Books Ireland

Now in its 39th year, Books Ireland takes on a new, fresh and extended format with Wordwell Ltd., publishers of History Ireland and Archaeology Ireland magazines.

Buy this digital version of Books Ireland today:
• Keep up to date with honest, thoughtful and measured reviews—our reviews and articles are substantial enough to be taken seriously, as they should be, but not too wordy or academic.
• Meet fellow book club members and find out what they are reading.
• Be ‘in the know’ about just published and to be published books.
• Regular features, news and events.
• Take a glimpse into Ireland’s library collections and find out about Ireland’s rich antiquarian
book collections—all to come over the coming months.
US$ 8.20
  • (1)

Gaelic Ireland (c.600-c. 1700): politics, culture and landscapes

Studies for the 'Irish Cheifs' Prize
‘Gaelic Ireland’, in this anthology, applies to the entire range of the period in which
Irish was the dominant language of a large portion of both the ruling classes of
Ireland and the Irish population at large, from the fifth century to the Battle of
Aughrim in 1691. It encompasses not only the political history of the period but
also the wider culture, literature, law, beliefs and traditions of Ireland. Regrettably,
this is an aspect of the Irish experience that has often been neglected at university
level, particularly with regard to the period following the advent of the Anglo- and
Cambro-Normans in the late twelfth century.
US$ 34.80

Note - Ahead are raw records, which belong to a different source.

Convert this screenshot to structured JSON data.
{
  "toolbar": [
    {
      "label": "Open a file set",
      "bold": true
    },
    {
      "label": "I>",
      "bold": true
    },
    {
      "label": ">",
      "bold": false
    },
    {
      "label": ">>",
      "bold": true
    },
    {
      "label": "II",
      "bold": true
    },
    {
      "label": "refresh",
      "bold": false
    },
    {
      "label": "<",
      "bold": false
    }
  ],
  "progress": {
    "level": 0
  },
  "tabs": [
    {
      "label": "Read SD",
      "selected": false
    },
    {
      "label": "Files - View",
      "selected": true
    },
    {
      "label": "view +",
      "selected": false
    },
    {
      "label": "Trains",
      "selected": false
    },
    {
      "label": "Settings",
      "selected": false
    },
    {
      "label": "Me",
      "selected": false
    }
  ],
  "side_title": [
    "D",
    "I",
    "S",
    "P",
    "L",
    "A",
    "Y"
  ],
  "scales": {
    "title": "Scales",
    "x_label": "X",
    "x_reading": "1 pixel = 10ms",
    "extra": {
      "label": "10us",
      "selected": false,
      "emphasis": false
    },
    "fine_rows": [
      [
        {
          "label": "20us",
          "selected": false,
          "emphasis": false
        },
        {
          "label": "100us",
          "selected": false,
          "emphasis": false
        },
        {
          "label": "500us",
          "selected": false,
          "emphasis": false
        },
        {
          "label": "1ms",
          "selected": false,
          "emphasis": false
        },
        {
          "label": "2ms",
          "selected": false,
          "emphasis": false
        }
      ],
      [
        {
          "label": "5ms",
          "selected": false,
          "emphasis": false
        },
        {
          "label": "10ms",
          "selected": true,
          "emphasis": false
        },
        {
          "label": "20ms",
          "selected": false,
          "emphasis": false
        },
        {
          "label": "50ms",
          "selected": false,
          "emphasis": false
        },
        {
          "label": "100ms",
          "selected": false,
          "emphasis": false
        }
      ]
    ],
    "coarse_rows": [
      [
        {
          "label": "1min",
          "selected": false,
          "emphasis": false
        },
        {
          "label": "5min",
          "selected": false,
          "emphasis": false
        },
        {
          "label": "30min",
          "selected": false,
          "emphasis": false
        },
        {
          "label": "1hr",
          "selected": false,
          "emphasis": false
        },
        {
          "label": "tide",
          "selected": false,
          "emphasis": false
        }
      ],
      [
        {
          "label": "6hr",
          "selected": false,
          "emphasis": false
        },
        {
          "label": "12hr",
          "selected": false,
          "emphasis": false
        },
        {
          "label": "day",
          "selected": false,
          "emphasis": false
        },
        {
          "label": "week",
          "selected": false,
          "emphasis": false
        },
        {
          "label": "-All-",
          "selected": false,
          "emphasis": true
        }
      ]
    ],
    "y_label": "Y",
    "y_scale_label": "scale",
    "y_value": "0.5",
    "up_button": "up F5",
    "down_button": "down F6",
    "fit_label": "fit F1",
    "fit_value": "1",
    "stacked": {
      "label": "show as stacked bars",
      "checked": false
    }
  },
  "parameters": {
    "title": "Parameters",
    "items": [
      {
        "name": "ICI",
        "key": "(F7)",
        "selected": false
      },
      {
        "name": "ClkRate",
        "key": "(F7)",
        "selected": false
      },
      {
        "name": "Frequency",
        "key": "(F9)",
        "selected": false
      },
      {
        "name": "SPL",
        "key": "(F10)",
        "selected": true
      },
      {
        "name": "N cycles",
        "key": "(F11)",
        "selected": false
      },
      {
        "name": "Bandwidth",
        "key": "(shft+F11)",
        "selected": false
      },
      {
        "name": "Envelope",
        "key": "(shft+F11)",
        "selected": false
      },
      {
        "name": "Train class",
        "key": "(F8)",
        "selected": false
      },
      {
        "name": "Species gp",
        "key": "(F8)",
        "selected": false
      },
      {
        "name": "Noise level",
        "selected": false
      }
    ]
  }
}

The Battle of Kinsale

The defeat of the Irish troops in the battle of Kinsale at the end of December 1601 marked the beginning of a cataclysmic epoch in Irish history and represented the dawn of an era when the attempted eradication of everything Gaelic was set in train. Within six years of the battle of Kinsale most of the greatest Irish taoisigh (lords), including the O’Neills, the O’Donnells, their allies the Maguires, the O’Sullivans and the O’Driscolls, had been forced to leave their ancestral lordships and flee the country, in what was euphemistically called ‘the Flight of the Earls’, leaving the Irish people almost leaderless and exhausted from war and conflict.
US$ 41.75

The Prehistoric Archaeology of Ireland

Half a million years ago, when Britain was a peninsula of continental Europe, a small hunting
group of early humans occupied the area around Boxgrove, near Chichester in west Sussex, in
southern England. A shin bone and two teeth of an adult individual, an exceptional find at such an early date, show that these people belonged to a species named Homo heidelbergensis who were the ancestors of both Homo sapiens, anatomically modern humans, and Homo neanderthalensis, the Neanderthals.
US$ 55.65
  • (4)

Towers, Spires & Pinnacles

There are a number of worthy books dealing specifically with church architecture in
Ireland, of which The cathedrals of Ireland by Peter Galloway and The churches and abbeys
of Ireland by Brian de Breffny and George Mott are among the best. There are also
those which deal with a particular church, such as A history of Christ Church Cathedral,
edited by Kenneth Milne. However, there is no single volume telling the story of the
churches and cathedrals of the Church of Ireland and the aim of this book is to fill that
In 2000 there were approximately 1100 churches still open for worship (650 in the
Republic and 450 in Northern Ireland). These range from the medieval cathedrals and
ancient parish churches in the care of the Church of Ireland since the Reformation to
the medley of new churches built in eastern Ulster during the second half of the
twentieth century. Except for the medieval period it is not possible to include them all,
and many beautiful, well-loved and well-cared-for churches have had to be omitted.
Only a brief description of those chosen is possible, and as a result the large cathedrals
receive more or less the same space as an interesting but little-known country church.
The former are, in any event, already well documented.
US$ 27.85